This is Alice, we are out in Exeter at a club called Timepiece and she is trying to persuade me to talk to a handsome yet tragically young lad who is standing at the bar looking deep and mysterious. I shake my head and take another drink. I am pleasantly drunk for the third time in a week, but then Alice has been in town for that week so it’s a special week, a one off week. I am happy, I am smiling and that is pretty much all that matters.
Last night we went out for dinner and drunk the best part of two bottles of wine and then woke my parents up as we played music too loudly in the lounge at half past ten. It was like old times, only this time we were adults acting like children, instead of children trying to be grown up and my parents didn’t seem to mind as we turned the music down straight away.
Tonight however is Friday night and its indie night at the club, Alice and I are probably the oldest people in the club by around ten years. It is the first time I have been in a nightclub in around six years. The last time I went to a club I was in Bristol and my ex and I were out on one of his work do’s. We lasted around twenty minutes in the place. I think they played Dizzee Rascal and that was that as far as my ex was concerned. I quite like Dizzee Rascal, I tell him in the taxi on the way home. He shrugs and tells me that all rap music is terrible. As far as my ex was concerned music started and pretty much stopped with AC/DC.
Alice and I went to this club in our formative years, it was the first club I ever went to, as a sixteen year old back in 1996, I remember borrowing some of Alice’s clothes to make myself look older. I was shaking as I queued to get in, thinking that the doormen would see straight through my pathetic attempt to get in and humiliate me in front of a couple of hundred cool and attractive people. It turned out that one of the doorman was Jake, a lad from our village, so we had no trouble getting in at all.
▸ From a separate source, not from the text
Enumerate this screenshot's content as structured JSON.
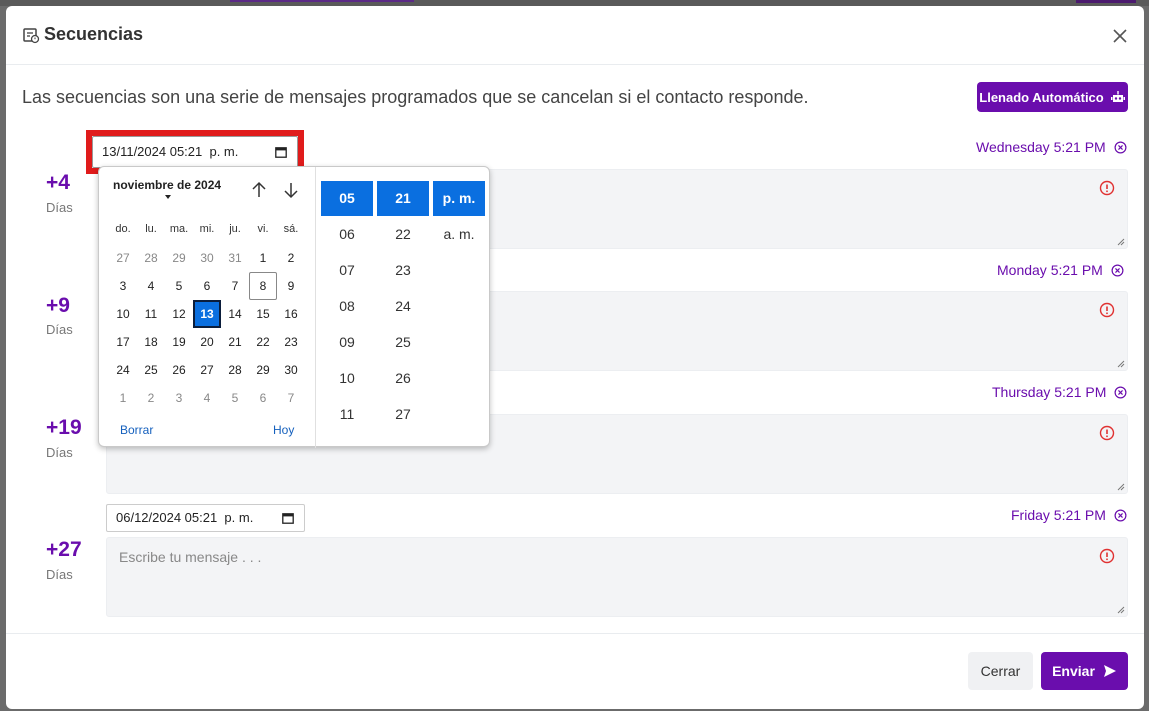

Anyway back to the club and Alice’s attempts to ‘Get me back in the saddle’ – she has been trying this all week, first with the postman, then with the mechanic at a garage, then with the Turkish waiter at the above restaurant last night and now with this lad at the club.
“I’m not on the pull” I tell her for the twelfth time in five days, although I have to say he is very cute, and unusually for a lad he can rock a pair of skinny jeans, he looks like a young Julian Casablancas from The Strokes as it happens. I shake my head again, largely to get the filthy images out of my mind that were rapidly appearing thanks largely to the vodka cranberry chasers that I was drinking.
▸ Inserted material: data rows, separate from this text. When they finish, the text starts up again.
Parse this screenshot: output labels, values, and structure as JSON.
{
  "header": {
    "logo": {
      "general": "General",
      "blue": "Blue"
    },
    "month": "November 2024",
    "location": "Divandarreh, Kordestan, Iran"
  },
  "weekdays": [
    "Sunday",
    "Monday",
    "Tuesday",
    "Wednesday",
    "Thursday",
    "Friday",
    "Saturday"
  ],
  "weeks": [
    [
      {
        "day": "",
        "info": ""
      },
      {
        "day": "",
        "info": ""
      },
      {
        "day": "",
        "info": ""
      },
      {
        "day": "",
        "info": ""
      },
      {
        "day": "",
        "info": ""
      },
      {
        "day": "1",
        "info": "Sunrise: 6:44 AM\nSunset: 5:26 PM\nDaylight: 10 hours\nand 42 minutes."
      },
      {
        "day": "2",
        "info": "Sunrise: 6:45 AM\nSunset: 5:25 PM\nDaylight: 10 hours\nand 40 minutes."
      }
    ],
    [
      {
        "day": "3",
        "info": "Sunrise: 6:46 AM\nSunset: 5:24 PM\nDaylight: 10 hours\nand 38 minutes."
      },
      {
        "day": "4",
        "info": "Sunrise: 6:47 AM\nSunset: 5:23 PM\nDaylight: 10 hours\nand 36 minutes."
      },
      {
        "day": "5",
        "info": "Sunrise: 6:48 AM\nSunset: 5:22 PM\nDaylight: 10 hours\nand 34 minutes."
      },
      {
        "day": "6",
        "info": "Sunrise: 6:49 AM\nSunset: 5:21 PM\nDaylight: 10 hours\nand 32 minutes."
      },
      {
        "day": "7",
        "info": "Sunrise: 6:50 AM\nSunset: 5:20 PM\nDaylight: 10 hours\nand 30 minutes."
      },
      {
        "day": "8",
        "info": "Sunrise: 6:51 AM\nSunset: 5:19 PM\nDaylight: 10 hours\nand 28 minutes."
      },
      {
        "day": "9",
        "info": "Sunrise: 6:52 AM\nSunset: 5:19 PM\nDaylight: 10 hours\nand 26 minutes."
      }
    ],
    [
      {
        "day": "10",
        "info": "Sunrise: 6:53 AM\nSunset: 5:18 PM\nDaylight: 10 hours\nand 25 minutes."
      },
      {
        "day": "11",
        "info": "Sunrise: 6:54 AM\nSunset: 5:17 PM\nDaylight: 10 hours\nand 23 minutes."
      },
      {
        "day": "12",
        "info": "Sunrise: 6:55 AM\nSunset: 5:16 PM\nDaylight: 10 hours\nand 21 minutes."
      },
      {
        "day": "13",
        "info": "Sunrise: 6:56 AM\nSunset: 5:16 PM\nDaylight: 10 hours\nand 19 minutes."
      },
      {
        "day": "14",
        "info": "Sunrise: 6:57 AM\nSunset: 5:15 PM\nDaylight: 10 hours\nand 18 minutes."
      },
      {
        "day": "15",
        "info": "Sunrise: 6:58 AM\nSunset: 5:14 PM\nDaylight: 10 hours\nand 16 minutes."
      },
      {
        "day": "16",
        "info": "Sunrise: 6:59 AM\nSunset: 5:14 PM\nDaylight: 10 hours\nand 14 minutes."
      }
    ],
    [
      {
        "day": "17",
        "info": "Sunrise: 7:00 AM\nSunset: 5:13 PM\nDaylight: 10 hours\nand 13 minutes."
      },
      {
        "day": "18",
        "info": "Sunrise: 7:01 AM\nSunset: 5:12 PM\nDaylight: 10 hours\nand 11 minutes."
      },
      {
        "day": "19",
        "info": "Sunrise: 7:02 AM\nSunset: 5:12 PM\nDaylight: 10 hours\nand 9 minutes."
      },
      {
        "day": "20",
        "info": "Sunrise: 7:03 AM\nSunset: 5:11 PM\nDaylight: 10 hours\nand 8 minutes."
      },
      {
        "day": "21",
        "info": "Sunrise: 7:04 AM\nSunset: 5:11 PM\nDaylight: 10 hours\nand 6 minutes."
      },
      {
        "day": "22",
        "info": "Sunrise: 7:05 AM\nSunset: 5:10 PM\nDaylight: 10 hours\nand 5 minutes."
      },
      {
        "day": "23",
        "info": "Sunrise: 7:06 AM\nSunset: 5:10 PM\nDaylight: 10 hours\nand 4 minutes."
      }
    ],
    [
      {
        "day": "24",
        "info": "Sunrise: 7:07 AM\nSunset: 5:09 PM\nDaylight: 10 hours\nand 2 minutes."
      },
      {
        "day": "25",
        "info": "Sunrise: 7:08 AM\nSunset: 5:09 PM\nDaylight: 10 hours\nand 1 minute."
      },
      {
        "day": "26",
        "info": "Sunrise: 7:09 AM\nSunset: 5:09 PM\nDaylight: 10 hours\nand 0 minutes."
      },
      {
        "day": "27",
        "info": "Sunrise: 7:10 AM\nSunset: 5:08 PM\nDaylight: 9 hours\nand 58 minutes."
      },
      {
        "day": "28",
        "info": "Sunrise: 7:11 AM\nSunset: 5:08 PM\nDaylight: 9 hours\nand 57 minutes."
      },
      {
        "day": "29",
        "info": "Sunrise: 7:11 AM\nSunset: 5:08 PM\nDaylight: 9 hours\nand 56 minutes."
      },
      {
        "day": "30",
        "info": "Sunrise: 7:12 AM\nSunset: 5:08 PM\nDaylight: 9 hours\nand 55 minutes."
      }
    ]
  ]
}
The club kicks out at around 2am, and Alice and I join the queue of people waiting for taxis, it is a balmy old night, its still warm, and there is about thirty people waiting for them, it’s pretty jovial and the mood is quite good. Suddenly from across the road, someone shouts my name, well at least they shout a name, one that I have, I assume that there is someone else with that name in the queue and go back to eyeing up the burger van hungrily. Then Alice taps me on the back, and says
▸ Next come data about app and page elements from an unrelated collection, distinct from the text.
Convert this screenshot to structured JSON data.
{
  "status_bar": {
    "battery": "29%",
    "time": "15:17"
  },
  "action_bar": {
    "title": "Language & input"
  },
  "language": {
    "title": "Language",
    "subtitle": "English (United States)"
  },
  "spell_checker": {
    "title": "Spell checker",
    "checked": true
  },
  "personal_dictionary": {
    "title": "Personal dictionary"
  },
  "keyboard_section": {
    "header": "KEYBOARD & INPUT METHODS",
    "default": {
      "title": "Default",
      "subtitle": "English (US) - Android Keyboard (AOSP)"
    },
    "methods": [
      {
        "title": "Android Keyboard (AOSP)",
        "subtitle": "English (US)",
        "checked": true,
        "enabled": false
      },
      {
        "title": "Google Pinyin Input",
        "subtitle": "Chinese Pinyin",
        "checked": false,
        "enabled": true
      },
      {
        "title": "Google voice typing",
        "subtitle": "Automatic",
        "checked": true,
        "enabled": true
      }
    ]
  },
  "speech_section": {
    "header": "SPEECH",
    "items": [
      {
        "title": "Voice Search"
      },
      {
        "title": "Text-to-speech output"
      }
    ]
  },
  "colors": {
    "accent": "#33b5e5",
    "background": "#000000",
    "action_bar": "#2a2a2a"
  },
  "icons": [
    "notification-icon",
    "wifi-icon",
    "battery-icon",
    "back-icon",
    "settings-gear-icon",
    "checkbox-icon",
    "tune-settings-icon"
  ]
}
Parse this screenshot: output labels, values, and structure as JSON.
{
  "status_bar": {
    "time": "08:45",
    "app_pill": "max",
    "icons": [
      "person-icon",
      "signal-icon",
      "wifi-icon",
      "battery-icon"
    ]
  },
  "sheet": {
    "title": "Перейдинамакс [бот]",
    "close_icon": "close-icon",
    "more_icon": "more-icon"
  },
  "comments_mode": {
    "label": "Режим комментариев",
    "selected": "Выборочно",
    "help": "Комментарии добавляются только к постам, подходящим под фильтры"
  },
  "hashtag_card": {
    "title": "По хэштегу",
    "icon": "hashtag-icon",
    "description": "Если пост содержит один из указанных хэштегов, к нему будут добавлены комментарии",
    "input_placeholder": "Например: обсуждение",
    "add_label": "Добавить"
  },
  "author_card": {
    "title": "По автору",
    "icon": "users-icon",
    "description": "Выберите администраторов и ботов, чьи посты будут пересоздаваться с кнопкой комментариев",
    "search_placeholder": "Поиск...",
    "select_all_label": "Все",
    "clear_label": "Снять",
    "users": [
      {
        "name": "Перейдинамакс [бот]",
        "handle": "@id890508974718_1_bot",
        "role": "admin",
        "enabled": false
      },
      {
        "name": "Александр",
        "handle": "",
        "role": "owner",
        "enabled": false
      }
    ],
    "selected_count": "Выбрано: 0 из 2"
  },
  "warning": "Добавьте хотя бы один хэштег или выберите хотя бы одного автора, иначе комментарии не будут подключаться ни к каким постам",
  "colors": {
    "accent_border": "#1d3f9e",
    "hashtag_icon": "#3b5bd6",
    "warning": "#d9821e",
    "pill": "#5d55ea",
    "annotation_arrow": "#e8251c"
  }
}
“Well I never, look who it is…”
It is Kris. Kris and I had a brief dalliance when I was 16 – he was the second, no third boy I ever kissed, the first being a Scottish lad called Angus whilst on holiday in Rhyl with my parents, the second being Luke at a party who kind of just grabbed me during a game of Spin The Bottle. Kris was slightly different though, he actually liked me. When he was sixteen he was shy, innocent and sweet but now aged around 32 he had as Alice keenly pointed out as we waited for the taxi,
“Grown up nicely”. This was followed by look so filthy that I felt like washing it.
I dumped Kris after going out with him for about three weeks. He wasn’t prepared to cycle the five miles from his house to mine to see me when I had a cold. So I told him that we ‘had no future’ and that was that. I was 16. I could barely spell the word ‘future’ let alone predict it.
“How are you?” he asked. And then we chatted, it was nice. Alice did most of the personal questions “Are you married?”, “Girlfriend?” “Gay?” that sort of thing (the answer was no to all those questions). Our taxi was ready, so Kris said his goodbyes and then a quick “Are you on Facebook?, I mean I looked you up a while back but didn’t find you…”.
I was on Facebook, then I wasn’t, so I said “sort of” and I tell him that I’ll message him. Alice grabs me and drags me to the taxi and spends the next fifteen minutes telling me that I should message him tomorrow. I just look at her and shake my head. She’s going home in three days, As I sat in the cab heading back to parents three things dawned on me, one, that I was going to miss Alice when she left, two I needed my own place and that meant three, I needed a new job.
Oh and before I go, I found a little envelope on my desk at work the other day – it was from SWC and it said inside there on a post it note “You’ve earnt this”. It was the login and password details for this very blog, The keys to the blog as he put it later in the office kitchen. This means that I will now be able to respond to some of the lovely comments you guys have made – I mean I could have done before but haven’t and post whenever I like. I’ve asked SWC if I can do one of the Saturday Song Challenges and he said ‘Don’t push it” followed by a smile. That means yes.